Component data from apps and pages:
BEGIN

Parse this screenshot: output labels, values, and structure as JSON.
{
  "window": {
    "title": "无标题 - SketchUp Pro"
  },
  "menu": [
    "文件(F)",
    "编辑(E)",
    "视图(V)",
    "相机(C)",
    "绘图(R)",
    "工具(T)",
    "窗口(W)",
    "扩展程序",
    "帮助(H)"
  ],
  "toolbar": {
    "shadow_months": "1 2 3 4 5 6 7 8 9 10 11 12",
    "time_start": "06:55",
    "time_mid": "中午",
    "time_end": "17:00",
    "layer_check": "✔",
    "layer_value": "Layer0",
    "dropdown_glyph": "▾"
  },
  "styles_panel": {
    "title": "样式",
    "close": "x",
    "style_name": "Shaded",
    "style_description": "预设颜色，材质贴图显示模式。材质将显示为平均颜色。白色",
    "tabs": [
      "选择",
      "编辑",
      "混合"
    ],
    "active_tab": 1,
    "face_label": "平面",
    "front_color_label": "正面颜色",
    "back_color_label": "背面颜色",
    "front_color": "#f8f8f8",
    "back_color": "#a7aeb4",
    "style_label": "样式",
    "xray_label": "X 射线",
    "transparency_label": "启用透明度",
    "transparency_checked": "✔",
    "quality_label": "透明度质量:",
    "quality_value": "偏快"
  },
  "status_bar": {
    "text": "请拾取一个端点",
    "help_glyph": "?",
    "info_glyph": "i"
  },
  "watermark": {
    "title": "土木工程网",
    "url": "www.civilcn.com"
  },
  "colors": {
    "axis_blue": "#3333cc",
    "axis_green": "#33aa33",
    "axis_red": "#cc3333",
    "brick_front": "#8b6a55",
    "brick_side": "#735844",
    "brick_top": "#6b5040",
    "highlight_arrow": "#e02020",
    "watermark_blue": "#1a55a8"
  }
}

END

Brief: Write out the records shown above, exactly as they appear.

Solution for this task:
Parse this screenshot: output labels, values, and structure as JSON.
{
  "window": {
    "title": "无标题 - SketchUp Pro"
  },
  "menu": [
    "文件(F)",
    "编辑(E)",
    "视图(V)",
    "相机(C)",
    "绘图(R)",
    "工具(T)",
    "窗口(W)",
    "扩展程序",
    "帮助(H)"
  ],
  "toolbar": {
    "shadow_months": "1 2 3 4 5 6 7 8 9 10 11 12",
    "time_start": "06:55",
    "time_mid": "中午",
    "time_end": "17:00",
    "layer_check": "✔",
    "layer_value": "Layer0",
    "dropdown_glyph": "▾"
  },
  "styles_panel": {
    "title": "样式",
    "close": "x",
    "style_name": "Shaded",
    "style_description": "预设颜色，材质贴图显示模式。材质将显示为平均颜色。白色",
    "tabs": [
      "选择",
      "编辑",
      "混合"
    ],
    "active_tab": 1,
    "face_label": "平面",
    "front_color_label": "正面颜色",
    "back_color_label": "背面颜色",
    "front_color": "#f8f8f8",
    "back_color": "#a7aeb4",
    "style_label": "样式",
    "xray_label": "X 射线",
    "transparency_label": "启用透明度",
    "transparency_checked": "✔",
    "quality_label": "透明度质量:",
    "quality_value": "偏快"
  },
  "status_bar": {
    "text": "请拾取一个端点",
    "help_glyph": "?",
    "info_glyph": "i"
  },
  "watermark": {
    "title": "土木工程网",
    "url": "www.civilcn.com"
  },
  "colors": {
    "axis_blue": "#3333cc",
    "axis_green": "#33aa33",
    "axis_red": "#cc3333",
    "brick_front": "#8b6a55",
    "brick_side": "#735844",
    "brick_top": "#6b5040",
    "highlight_arrow": "#e02020",
    "watermark_blue": "#1a55a8"
  }
}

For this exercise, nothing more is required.